─── EXTRACTED ENTRIES ───
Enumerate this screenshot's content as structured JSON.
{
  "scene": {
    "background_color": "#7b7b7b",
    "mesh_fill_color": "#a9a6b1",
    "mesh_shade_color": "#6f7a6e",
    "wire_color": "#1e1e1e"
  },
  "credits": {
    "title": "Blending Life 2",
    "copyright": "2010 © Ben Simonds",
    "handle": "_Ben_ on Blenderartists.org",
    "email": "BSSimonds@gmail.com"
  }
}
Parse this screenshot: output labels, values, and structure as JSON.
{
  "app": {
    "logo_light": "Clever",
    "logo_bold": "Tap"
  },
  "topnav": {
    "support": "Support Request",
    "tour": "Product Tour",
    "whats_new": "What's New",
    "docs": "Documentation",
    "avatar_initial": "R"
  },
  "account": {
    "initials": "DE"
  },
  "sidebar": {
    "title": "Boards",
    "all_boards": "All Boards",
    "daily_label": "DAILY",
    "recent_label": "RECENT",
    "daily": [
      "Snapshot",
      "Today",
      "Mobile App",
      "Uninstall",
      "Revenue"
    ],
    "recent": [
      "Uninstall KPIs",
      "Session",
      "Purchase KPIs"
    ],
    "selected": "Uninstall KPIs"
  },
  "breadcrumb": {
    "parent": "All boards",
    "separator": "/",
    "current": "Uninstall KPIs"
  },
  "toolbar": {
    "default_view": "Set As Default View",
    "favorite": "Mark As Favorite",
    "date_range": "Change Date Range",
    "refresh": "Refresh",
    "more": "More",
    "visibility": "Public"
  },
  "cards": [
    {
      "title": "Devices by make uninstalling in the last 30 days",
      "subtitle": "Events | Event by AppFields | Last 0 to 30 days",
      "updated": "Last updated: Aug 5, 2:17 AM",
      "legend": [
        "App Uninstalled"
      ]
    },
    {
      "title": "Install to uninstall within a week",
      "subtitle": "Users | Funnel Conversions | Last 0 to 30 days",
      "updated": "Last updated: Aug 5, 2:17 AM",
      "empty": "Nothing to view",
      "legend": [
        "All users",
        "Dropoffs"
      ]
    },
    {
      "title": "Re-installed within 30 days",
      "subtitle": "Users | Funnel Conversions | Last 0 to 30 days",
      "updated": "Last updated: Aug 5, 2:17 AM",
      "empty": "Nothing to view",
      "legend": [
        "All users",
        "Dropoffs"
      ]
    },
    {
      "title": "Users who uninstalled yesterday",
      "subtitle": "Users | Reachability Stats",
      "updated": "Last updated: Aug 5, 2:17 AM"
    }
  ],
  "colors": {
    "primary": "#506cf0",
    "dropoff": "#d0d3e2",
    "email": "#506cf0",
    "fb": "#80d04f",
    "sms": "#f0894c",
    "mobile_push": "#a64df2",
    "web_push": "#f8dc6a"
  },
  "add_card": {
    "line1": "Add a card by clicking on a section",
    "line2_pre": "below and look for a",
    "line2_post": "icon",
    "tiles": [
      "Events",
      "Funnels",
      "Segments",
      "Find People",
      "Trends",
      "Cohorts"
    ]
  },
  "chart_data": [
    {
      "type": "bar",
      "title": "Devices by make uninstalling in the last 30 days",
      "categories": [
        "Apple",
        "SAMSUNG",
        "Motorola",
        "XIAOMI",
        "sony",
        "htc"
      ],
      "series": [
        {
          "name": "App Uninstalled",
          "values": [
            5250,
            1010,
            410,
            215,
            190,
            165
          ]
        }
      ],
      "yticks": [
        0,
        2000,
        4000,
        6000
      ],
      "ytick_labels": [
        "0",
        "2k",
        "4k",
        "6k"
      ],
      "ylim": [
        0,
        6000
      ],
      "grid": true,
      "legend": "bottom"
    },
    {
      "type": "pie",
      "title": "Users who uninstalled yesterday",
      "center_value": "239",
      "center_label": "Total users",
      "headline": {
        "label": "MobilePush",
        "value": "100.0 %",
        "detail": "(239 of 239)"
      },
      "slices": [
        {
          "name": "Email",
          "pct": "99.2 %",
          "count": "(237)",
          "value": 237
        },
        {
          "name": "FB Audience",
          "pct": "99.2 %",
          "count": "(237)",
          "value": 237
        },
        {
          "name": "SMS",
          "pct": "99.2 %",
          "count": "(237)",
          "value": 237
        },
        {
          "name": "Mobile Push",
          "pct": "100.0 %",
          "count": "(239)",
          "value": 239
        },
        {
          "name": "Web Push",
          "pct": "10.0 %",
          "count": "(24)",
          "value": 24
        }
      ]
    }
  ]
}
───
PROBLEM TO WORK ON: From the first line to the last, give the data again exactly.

REPLY TO THE EXERCISE:
Enumerate this screenshot's content as structured JSON.
{
  "scene": {
    "background_color": "#7b7b7b",
    "mesh_fill_color": "#a9a6b1",
    "mesh_shade_color": "#6f7a6e",
    "wire_color": "#1e1e1e"
  },
  "credits": {
    "title": "Blending Life 2",
    "copyright": "2010 © Ben Simonds",
    "handle": "_Ben_ on Blenderartists.org",
    "email": "BSSimonds@gmail.com"
  }
}
Parse this screenshot: output labels, values, and structure as JSON.
{
  "app": {
    "logo_light": "Clever",
    "logo_bold": "Tap"
  },
  "topnav": {
    "support": "Support Request",
    "tour": "Product Tour",
    "whats_new": "What's New",
    "docs": "Documentation",
    "avatar_initial": "R"
  },
  "account": {
    "initials": "DE"
  },
  "sidebar": {
    "title": "Boards",
    "all_boards": "All Boards",
    "daily_label": "DAILY",
    "recent_label": "RECENT",
    "daily": [
      "Snapshot",
      "Today",
      "Mobile App",
      "Uninstall",
      "Revenue"
    ],
    "recent": [
      "Uninstall KPIs",
      "Session",
      "Purchase KPIs"
    ],
    "selected": "Uninstall KPIs"
  },
  "breadcrumb": {
    "parent": "All boards",
    "separator": "/",
    "current": "Uninstall KPIs"
  },
  "toolbar": {
    "default_view": "Set As Default View",
    "favorite": "Mark As Favorite",
    "date_range": "Change Date Range",
    "refresh": "Refresh",
    "more": "More",
    "visibility": "Public"
  },
  "cards": [
    {
      "title": "Devices by make uninstalling in the last 30 days",
      "subtitle": "Events | Event by AppFields | Last 0 to 30 days",
      "updated": "Last updated: Aug 5, 2:17 AM",
      "legend": [
        "App Uninstalled"
      ]
    },
    {
      "title": "Install to uninstall within a week",
      "subtitle": "Users | Funnel Conversions | Last 0 to 30 days",
      "updated": "Last updated: Aug 5, 2:17 AM",
      "empty": "Nothing to view",
      "legend": [
        "All users",
        "Dropoffs"
      ]
    },
    {
      "title": "Re-installed within 30 days",
      "subtitle": "Users | Funnel Conversions | Last 0 to 30 days",
      "updated": "Last updated: Aug 5, 2:17 AM",
      "empty": "Nothing to view",
      "legend": [
        "All users",
        "Dropoffs"
      ]
    },
    {
      "title": "Users who uninstalled yesterday",
      "subtitle": "Users | Reachability Stats",
      "updated": "Last updated: Aug 5, 2:17 AM"
    }
  ],
  "colors": {
    "primary": "#506cf0",
    "dropoff": "#d0d3e2",
    "email": "#506cf0",
    "fb": "#80d04f",
    "sms": "#f0894c",
    "mobile_push": "#a64df2",
    "web_push": "#f8dc6a"
  },
  "add_card": {
    "line1": "Add a card by clicking on a section",
    "line2_pre": "below and look for a",
    "line2_post": "icon",
    "tiles": [
      "Events",
      "Funnels",
      "Segments",
      "Find People",
      "Trends",
      "Cohorts"
    ]
  },
  "chart_data": [
    {
      "type": "bar",
      "title": "Devices by make uninstalling in the last 30 days",
      "categories": [
        "Apple",
        "SAMSUNG",
        "Motorola",
        "XIAOMI",
        "sony",
        "htc"
      ],
      "series": [
        {
          "name": "App Uninstalled",
          "values": [
            5250,
            1010,
            410,
            215,
            190,
            165
          ]
        }
      ],
      "yticks": [
        0,
        2000,
        4000,
        6000
      ],
      "ytick_labels": [
        "0",
        "2k",
        "4k",
        "6k"
      ],
      "ylim": [
        0,
        6000
      ],
      "grid": true,
      "legend": "bottom"
    },
    {
      "type": "pie",
      "title": "Users who uninstalled yesterday",
      "center_value": "239",
      "center_label": "Total users",
      "headline": {
        "label": "MobilePush",
        "value": "100.0 %",
        "detail": "(239 of 239)"
      },
      "slices": [
        {
          "name": "Email",
          "pct": "99.2 %",
          "count": "(237)",
          "value": 237
        },
        {
          "name": "FB Audience",
          "pct": "99.2 %",
          "count": "(237)",
          "value": 237
        },
        {
          "name": "SMS",
          "pct": "99.2 %",
          "count": "(237)",
          "value": 237
        },
        {
          "name": "Mobile Push",
          "pct": "100.0 %",
          "count": "(239)",
          "value": 239
        },
        {
          "name": "Web Push",
          "pct": "10.0 %",
          "count": "(24)",
          "value": 24
        }
      ]
    }
  ]
}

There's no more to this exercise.